The finding that the respondent did not bargain with the intent of reaching an agreement is also supported by events surrounding the withdrawal of recognition. When the union called a strike, respondent advised several employees they would have to resign from the union to return to work. Respondent typed a letter of resignation for one employee and furnished postage and mailed letters of resignation for two others. Contrary to respondent's contention, these events occurred prior to the last bargaining session at which respondent withdrew recognition.

Finally, the Board relied upon respondent's "declared objective of going 'nonunion.' " The Board found this "declaration" in a letter written by respondent to the union shortly before the master agreement expired. The letter stated, "we do not wish to continue in the union, however we are willing to sit at the bargaining table and bargain with you if you wish." Although the letter is ambiguous, we cannot say the Board's interpretation is improbable, especially in light of subsequent events. Accordingly, the Board properly considered the letter as evidence of bad faith.

ENFORCEMENT is GRANTED in part and DENIED in part, and the case REMANDED in part to the Board for further preceedings in accordance with this opinion.


Honorable A. Andrew Hauk, District Judge, United States District Court for the Central District of California, sitting by designation


Section 8(d) provides in relevant part:

(W)here there is in effect a collective-bargaining contract covering employees in an industry affecting commerce, the duty to bargain collectively shall also mean that no party to such contract shall terminate or modify such contract, unless the party desiring such termination or modification

(1) serves a written notice upon the other party to the contract of the proposed termination or modification sixty days prior to the expiration date thereof, or in the event such contract contains no expiration date, sixty days prior to the time it is proposed to make such termination or modification;

(2) offers to meet and confer with the other party for the purpose of negotiating a new contract or a contract containing the proposed modifications;

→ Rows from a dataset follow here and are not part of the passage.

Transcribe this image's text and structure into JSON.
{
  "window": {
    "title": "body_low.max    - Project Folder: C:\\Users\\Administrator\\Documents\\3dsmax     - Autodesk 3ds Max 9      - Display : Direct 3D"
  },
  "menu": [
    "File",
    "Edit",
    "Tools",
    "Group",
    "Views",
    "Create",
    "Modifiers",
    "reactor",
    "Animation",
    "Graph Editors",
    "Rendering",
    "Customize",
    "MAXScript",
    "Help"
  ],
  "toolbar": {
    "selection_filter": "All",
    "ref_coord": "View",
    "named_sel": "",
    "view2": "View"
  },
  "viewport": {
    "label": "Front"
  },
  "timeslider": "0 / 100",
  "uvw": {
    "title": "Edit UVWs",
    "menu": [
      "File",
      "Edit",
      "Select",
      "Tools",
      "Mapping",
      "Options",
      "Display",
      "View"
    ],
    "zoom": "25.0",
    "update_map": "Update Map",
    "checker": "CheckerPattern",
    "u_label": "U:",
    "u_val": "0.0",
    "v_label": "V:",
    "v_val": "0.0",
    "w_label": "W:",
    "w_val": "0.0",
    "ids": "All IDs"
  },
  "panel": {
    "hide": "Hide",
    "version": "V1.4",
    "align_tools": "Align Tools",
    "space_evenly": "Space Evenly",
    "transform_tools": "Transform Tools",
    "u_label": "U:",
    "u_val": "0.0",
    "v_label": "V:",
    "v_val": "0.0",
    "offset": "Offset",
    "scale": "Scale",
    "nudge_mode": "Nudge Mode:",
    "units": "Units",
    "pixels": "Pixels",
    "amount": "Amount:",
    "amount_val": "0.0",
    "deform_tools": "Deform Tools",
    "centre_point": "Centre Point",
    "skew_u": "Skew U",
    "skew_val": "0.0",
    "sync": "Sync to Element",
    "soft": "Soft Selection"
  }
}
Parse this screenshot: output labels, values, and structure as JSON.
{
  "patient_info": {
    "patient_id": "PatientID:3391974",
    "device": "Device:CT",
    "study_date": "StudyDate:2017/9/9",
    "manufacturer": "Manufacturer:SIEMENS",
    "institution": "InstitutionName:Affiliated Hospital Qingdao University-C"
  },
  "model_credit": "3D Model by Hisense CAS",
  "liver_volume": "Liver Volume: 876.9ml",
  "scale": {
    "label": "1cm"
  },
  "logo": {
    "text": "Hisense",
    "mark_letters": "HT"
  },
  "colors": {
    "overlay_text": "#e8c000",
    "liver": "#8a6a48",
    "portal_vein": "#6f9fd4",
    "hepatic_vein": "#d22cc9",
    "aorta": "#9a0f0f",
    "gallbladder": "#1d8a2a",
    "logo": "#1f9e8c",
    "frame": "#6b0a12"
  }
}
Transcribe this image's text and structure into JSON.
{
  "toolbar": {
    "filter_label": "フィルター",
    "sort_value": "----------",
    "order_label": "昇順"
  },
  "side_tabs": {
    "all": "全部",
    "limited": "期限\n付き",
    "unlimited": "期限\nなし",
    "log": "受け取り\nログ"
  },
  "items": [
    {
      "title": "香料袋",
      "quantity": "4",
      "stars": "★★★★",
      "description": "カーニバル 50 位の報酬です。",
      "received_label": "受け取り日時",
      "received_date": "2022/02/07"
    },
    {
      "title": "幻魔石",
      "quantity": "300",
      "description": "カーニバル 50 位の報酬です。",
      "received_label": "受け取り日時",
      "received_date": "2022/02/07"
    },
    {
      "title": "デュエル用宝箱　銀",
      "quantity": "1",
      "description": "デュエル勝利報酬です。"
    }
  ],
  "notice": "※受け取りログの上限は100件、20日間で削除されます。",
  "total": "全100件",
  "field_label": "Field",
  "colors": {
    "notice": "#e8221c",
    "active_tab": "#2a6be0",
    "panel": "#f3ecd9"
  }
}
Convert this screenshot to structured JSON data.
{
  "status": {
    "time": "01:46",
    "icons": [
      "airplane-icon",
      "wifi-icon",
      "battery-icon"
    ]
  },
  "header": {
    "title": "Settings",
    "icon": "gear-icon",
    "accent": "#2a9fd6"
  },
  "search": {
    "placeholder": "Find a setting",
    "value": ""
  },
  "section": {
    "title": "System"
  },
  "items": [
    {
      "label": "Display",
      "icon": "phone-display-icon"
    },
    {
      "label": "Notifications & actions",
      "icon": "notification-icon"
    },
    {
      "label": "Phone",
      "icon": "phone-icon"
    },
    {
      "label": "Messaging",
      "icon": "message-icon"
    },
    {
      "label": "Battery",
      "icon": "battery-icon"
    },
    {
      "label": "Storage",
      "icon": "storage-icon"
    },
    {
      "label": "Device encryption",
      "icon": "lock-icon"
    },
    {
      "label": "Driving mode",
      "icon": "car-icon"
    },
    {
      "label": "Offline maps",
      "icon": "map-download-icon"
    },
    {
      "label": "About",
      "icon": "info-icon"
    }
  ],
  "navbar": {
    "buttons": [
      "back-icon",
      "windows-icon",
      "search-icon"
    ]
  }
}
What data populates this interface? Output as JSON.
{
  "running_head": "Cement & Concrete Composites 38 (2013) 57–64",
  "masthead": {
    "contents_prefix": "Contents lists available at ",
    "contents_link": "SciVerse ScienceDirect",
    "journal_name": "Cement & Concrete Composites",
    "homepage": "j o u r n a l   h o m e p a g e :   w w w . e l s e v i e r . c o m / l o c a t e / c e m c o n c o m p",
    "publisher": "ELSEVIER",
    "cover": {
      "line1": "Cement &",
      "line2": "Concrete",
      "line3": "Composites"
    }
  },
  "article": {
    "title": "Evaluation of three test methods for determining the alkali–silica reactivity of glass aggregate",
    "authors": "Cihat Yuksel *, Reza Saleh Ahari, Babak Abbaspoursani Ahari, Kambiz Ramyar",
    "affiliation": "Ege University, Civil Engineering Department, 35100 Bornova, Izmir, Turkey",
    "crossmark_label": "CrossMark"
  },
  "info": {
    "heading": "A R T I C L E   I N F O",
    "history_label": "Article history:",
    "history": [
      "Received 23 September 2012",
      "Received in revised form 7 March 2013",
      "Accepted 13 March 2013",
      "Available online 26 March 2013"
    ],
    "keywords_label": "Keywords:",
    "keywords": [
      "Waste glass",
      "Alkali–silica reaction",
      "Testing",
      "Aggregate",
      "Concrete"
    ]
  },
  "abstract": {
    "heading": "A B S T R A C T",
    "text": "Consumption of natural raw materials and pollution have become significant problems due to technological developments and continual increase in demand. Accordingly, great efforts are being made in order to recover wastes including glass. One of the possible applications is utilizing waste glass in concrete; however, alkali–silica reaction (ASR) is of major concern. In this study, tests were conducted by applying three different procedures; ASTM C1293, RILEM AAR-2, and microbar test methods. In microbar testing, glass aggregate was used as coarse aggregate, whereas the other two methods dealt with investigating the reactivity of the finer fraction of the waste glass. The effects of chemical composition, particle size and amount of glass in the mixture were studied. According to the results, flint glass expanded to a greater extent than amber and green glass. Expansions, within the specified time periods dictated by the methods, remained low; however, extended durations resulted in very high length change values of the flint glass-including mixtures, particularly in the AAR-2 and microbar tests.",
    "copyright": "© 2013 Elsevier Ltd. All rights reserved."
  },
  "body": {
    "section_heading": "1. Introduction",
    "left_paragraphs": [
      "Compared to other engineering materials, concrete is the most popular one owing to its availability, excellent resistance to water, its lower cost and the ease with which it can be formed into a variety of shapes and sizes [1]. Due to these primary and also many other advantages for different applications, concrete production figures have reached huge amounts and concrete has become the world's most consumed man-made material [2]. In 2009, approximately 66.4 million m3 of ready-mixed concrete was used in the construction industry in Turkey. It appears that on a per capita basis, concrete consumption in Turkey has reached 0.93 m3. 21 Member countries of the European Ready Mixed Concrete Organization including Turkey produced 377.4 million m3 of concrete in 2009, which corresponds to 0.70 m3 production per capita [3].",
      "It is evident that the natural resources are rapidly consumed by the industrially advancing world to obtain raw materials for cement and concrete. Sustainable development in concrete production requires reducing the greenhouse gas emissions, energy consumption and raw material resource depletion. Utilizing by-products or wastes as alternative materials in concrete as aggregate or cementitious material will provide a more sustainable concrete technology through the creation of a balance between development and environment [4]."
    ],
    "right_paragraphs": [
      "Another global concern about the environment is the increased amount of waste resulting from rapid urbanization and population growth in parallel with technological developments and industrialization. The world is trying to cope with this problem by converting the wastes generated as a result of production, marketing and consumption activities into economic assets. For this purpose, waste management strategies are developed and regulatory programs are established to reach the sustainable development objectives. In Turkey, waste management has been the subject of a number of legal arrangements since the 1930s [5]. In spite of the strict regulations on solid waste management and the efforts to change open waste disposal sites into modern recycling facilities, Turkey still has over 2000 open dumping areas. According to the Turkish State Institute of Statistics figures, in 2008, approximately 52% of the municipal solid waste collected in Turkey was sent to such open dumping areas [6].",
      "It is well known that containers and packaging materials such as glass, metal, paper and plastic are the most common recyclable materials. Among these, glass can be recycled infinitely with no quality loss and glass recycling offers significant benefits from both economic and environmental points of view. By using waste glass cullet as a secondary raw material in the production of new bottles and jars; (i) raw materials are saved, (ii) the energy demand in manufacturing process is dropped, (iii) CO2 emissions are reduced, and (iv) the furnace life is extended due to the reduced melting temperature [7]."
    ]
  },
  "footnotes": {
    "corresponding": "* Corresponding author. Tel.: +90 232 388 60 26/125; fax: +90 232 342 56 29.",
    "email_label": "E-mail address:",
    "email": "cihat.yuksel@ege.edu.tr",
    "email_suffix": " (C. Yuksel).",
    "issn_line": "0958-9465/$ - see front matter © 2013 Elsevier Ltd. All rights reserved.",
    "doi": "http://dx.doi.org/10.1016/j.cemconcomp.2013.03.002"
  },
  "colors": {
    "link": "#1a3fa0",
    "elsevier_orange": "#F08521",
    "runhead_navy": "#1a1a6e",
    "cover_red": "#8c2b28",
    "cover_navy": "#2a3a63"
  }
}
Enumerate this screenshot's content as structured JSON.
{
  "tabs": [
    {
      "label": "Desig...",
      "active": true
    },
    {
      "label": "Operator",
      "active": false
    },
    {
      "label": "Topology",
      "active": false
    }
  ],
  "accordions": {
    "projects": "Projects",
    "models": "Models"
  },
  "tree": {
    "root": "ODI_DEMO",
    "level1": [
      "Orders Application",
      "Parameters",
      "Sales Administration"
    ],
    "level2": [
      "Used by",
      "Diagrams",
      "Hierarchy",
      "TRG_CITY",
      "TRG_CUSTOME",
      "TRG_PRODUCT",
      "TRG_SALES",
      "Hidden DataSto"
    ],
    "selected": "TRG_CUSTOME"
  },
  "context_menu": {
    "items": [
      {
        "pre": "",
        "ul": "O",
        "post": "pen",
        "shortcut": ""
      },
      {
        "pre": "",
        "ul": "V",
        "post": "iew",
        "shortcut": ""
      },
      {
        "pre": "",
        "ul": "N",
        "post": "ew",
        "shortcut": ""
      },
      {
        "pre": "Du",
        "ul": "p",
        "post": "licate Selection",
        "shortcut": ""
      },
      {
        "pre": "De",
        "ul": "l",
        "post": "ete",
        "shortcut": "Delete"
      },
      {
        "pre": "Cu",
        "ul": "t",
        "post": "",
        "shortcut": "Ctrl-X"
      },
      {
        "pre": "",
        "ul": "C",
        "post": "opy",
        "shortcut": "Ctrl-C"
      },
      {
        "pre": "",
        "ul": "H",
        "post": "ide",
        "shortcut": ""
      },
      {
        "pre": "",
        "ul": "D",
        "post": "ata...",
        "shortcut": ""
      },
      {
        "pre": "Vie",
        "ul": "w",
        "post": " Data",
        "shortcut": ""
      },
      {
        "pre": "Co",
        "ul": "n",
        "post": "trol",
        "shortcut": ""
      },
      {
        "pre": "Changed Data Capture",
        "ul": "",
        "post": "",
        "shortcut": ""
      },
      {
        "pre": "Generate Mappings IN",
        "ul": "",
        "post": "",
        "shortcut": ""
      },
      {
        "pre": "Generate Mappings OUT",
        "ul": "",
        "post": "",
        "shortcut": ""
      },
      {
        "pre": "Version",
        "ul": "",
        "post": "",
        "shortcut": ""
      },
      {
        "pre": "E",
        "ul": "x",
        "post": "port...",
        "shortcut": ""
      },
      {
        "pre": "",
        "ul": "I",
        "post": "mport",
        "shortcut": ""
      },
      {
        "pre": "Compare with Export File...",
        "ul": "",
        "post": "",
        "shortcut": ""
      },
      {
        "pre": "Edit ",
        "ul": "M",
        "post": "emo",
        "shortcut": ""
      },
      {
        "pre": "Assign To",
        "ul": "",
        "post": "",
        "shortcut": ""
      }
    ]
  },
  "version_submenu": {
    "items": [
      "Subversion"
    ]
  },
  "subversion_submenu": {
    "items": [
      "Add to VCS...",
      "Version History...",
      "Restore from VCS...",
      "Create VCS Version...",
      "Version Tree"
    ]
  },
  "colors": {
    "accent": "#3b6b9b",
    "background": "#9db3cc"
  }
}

(3) notifies the Federal Mediation and Conciliation Service within thirty days after such notice of the existence of a dispute, and simultaneously therewith notifies any State or Territory agency established to mediate and conciliate disputes within the State or Territory where the dispute occurred, provided no agreement has been reached by that time; and

(4) continues in full force and effect, without resorting to strike or lock-out, all the terms and conditions of the existing contract for a period of sixty days after such notice is given or until the expiration date of such contract, whichever occurs later.